At 6.35 on this thickly misty morning, Zella got up from her resting place and immediately turned to sniff the ground.
At 7.30 she had separated herself from the others and was looking pensive.
At 8.30 she started lying down and getting up again. Three quarters of an hour later I think the first bag must have emerged and burst, leaving only some white membrane hanging. It was another hour before the bag containing the calf appeared, and soon after that I could see two front feet within. It only took her anther five or six minutes from that point to give birth to the calf, a tiny heifer.
This is our first calf from bull 176, two days before his second birthday.

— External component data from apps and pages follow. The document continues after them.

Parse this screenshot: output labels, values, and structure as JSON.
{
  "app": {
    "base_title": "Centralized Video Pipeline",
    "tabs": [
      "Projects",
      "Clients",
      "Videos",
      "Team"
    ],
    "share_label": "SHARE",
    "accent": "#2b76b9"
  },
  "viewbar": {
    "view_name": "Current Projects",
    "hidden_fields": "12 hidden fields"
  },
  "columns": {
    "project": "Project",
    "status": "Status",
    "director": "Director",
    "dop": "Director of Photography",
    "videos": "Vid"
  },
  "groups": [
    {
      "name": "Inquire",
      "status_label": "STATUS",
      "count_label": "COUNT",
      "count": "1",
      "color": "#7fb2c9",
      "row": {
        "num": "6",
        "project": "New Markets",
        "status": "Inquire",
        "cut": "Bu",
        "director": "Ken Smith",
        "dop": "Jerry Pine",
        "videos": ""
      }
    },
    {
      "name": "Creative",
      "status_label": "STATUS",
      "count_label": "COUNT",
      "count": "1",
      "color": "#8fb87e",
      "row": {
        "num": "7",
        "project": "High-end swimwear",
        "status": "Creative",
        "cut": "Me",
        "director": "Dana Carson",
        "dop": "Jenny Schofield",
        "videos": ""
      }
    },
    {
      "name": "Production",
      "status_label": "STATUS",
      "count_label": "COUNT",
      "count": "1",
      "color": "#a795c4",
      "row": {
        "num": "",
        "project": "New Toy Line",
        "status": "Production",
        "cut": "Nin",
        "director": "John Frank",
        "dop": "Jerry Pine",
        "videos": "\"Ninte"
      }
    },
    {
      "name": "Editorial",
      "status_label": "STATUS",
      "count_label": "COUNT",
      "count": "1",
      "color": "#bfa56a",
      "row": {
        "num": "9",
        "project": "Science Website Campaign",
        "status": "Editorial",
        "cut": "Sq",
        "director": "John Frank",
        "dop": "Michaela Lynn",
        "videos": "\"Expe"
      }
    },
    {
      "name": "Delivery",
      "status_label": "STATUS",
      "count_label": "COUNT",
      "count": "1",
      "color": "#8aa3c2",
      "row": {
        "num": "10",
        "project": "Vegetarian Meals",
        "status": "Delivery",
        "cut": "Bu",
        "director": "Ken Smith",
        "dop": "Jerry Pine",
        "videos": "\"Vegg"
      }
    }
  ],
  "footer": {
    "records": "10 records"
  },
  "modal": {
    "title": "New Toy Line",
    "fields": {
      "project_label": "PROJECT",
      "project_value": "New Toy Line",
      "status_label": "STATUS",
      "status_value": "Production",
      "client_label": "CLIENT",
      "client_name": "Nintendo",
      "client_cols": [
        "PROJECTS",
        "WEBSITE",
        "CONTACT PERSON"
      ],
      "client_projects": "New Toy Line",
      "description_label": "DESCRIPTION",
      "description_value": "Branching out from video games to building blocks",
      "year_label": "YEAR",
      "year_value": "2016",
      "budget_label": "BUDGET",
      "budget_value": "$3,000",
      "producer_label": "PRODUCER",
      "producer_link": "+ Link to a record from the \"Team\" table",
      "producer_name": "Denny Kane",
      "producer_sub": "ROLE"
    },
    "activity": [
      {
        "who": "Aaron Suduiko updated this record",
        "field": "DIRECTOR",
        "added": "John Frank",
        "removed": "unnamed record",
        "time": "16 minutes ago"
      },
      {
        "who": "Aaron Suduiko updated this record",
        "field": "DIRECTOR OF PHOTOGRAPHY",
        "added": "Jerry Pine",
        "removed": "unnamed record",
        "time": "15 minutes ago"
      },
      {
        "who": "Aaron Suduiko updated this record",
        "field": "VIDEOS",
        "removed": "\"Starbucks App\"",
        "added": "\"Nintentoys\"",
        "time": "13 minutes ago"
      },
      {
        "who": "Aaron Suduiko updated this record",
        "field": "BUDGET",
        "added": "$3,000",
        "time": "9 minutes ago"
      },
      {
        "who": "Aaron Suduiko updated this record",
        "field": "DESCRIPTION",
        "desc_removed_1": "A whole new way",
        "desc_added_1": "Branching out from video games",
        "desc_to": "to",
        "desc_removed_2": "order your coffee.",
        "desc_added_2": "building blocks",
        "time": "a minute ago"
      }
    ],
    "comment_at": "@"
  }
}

Stephan has been measuring and preparing things up at the yards site, getting ready to pour the concrete pad for the new cattle crush.
It's been a long time coming, with last year's delay while he replaced the boundary fence.
It was a stunningly beautiful spring day, warm with only a light breeze.
Back to wearing sun-block cream every day.
Please excuse the horrendous appearance of my aviary window as it is highlighted with the camera's flash. The carnivorous plants L-J most recently sent me have been changing by the day. After growing flower buds, tall spears grew very quickly, then took on a most interesting shape at their tops and then those hollow-feeling "leaves" opened to form the insect-trapping pitchers. Fascinating.
In the early evening I looked out the window to see that Zella had brought her daughter and joined the others in the newly-provided grazing area.
Third from the left is 812, in early labour. All day long she'd been behaving differently, obviously very attuned to Zella's activities.
She began having obvious contractions at 8.27pm and the calf was born at 9.20, which is very efficient for a first-timer. But then the trouble began! 812 was obviously very disturbed by her baby's appearance and I feared she was going to kill the poor calf. She barrelled it across the paddock this way and that for several minutes, then knocked it over any time it moved in futile attempts to work out how to stand up. I left her to it, there not being much I could usefully do - can't lift anything and it would not be particularly safe to get into the middle of that upset anyway. In the dark, the midst of upset animals is not where anyone on two legs should venture.
In a show of unconditional love (survival, really), the little calf kept returning to her violent and bellowing mother, looking for a feed. I didn't like to confuse things too much with my bright torch (flash-light) but I think the calf found the right place within an hour or so. 812 bellowed loudly every few minutes throughout the rest of the night. Birth must be very disturbing.
I went to bed with ear-plugs.